The role of axons in the expression of the major myelin glycoprotein, PO, has been investigated using neuron/Schwann cell cultures. These cultures were either nonmyelinating or myelinating due to growth in defined medium or in medium containing serum and chick embryo extract, respectively. The neurons and Schwann cells used in the studies were derived from embryonic day 15 rat dorsal root ganglia (DRG), and the Schwann cells from these ganglia are shown not to synthesize appreciable levels of Po prior to growth in culture. Myelinating cultures of Schwann cells and neurons grown together for 18–21 days synthesize Po that is readily identified by immunoblotting. The nonmyelinating cultures, which do not assemble basal lamina, also synthesize Po that is detectable by either [3H]mannose precursor incorporation or by immunoblotting. The steady‐state level of Po in the nonmyelinating cultures is less than that of the myelinating cultures, and the Po that is synthesized by the former appears to be catabolized shortly after its biosynthesis. Since nonmyelinating Schwann cells synthesize Po when in contact with neurites in vitro, we have examined the ability of such nonmyelinating cells to express the glycoprotein in vivo. Very little steady‐state Po is detected in immunoblots of the adult rat cervical sympathetic trunk (CST), a nerve in which approximately 99% of the axons are nonmyelinated. Similarly, the amounts of [3H]mannose and [3H]amino acids that are incorporated into newly synthesized Po are much lower in the CST than in the adult sciatic nerve. The Schwann cells of the CST are induced to synthesize myelin after growth in serum‐containing medium with embryonic DRG neurites that are devoid of endogenous Schwann cells due to prior treatment with an antimitotic agent. Immunoblot analysis of these cultures reveals a level of Po that is comparable to that of myelinating DRG Schwann cell/neuron cultures. These data indicate that DRG neurites supply a signal that can initiate the synthesis of Po in the absence of basal lamina and myelination. Furthermore, this signal may be reduced or altered in the CST.

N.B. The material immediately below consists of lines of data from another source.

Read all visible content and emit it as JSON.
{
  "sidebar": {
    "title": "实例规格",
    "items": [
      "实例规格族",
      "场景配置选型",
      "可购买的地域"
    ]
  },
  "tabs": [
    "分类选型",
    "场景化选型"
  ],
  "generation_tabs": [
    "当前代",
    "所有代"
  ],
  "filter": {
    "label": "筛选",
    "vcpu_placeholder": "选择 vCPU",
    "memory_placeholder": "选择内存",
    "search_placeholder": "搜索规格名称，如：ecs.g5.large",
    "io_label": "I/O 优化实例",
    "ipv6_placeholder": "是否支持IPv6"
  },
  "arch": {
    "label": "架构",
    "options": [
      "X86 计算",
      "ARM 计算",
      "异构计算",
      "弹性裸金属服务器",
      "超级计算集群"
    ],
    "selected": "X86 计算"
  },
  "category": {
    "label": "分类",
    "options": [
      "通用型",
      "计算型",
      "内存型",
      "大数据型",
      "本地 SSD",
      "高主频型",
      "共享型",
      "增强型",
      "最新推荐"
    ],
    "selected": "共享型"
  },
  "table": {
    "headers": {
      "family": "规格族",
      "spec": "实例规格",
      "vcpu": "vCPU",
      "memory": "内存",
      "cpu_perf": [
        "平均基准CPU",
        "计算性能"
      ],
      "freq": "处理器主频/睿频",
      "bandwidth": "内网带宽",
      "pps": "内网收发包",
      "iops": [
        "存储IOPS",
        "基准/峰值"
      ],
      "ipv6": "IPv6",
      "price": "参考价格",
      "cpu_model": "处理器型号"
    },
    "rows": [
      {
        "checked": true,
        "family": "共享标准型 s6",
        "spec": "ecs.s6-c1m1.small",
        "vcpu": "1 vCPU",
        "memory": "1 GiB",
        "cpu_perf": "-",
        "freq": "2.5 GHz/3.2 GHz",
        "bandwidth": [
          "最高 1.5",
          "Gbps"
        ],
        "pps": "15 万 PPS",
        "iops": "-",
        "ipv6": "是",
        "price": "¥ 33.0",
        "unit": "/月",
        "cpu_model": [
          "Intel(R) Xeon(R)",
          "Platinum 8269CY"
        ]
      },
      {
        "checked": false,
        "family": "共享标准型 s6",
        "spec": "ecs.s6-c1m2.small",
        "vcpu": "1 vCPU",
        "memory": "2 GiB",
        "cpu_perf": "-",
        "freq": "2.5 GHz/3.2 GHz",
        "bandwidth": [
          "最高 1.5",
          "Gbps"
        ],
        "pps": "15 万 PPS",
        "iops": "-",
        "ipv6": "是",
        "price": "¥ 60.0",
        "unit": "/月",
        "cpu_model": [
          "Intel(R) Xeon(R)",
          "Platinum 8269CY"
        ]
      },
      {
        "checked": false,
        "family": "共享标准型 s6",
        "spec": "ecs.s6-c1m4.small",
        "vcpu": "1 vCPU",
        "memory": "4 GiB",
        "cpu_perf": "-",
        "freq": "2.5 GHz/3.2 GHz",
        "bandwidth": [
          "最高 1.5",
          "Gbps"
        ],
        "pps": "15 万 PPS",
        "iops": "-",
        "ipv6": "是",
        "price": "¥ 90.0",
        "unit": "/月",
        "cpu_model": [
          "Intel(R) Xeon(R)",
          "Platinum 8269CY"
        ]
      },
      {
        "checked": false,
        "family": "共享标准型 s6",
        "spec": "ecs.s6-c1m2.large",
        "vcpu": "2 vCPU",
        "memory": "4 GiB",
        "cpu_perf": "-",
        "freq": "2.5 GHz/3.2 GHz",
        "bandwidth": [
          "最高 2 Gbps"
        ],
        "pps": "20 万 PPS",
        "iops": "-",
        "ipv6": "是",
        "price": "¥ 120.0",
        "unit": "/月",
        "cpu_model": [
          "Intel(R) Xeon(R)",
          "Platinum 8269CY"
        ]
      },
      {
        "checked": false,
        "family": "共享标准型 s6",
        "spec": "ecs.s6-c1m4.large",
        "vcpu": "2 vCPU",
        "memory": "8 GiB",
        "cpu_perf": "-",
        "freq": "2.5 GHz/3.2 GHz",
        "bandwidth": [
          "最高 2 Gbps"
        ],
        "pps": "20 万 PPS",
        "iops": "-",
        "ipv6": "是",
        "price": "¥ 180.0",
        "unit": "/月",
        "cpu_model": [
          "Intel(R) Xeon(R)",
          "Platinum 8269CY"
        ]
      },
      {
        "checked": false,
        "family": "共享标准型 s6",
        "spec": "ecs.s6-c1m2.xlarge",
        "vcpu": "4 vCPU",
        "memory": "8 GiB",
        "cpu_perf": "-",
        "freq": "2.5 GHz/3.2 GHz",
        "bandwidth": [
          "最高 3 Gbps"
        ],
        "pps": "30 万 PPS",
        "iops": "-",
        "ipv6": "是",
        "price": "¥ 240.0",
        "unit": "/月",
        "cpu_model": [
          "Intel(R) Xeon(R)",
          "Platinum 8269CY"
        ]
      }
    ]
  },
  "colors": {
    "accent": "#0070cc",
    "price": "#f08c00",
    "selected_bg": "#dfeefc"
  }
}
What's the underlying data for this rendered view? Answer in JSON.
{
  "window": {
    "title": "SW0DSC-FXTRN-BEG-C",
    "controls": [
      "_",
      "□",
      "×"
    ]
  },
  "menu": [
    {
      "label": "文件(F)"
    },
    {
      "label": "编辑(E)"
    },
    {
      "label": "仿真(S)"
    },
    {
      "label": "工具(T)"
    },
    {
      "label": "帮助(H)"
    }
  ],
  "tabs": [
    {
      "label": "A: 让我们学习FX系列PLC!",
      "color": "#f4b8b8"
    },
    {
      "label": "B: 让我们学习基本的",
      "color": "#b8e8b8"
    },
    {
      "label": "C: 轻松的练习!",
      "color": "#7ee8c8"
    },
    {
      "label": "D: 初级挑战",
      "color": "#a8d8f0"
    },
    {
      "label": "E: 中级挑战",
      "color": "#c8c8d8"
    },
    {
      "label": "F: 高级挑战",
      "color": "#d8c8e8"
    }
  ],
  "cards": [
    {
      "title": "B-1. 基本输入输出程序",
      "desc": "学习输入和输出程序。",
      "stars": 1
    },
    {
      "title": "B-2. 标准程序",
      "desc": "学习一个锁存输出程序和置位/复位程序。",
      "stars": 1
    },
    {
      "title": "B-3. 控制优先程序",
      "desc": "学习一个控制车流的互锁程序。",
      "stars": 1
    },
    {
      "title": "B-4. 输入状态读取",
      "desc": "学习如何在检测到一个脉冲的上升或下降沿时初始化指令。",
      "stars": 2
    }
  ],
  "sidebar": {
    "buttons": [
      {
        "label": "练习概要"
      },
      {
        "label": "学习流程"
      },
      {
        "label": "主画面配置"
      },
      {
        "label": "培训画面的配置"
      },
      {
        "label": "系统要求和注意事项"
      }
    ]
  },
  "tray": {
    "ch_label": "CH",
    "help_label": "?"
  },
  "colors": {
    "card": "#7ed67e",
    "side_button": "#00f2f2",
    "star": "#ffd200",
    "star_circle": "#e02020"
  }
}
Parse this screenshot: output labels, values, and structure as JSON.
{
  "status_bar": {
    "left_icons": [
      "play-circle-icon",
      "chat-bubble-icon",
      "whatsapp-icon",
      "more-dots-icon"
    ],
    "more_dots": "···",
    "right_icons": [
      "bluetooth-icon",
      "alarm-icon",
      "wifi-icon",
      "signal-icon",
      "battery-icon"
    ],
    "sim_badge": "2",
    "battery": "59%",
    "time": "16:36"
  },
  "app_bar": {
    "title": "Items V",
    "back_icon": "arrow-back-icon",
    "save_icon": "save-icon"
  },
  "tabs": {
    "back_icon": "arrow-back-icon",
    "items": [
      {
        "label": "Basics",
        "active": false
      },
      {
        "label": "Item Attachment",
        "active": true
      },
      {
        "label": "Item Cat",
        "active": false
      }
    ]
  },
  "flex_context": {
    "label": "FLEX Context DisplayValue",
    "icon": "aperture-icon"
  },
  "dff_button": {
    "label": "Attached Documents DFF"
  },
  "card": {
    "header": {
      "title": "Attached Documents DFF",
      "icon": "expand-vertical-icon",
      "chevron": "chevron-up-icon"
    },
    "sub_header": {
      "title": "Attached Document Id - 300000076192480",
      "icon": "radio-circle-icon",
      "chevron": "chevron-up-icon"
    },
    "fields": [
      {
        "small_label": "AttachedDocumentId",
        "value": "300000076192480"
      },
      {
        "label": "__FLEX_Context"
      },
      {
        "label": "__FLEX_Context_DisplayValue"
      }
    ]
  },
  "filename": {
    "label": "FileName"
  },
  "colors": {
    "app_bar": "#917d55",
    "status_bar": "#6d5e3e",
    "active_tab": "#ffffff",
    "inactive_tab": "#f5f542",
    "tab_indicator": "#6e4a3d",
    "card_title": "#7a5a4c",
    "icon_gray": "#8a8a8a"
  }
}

- basal lamina
- cell culture
- protein expression
ASJC Scopus subject areas
- Cellular and Molecular Neuroscience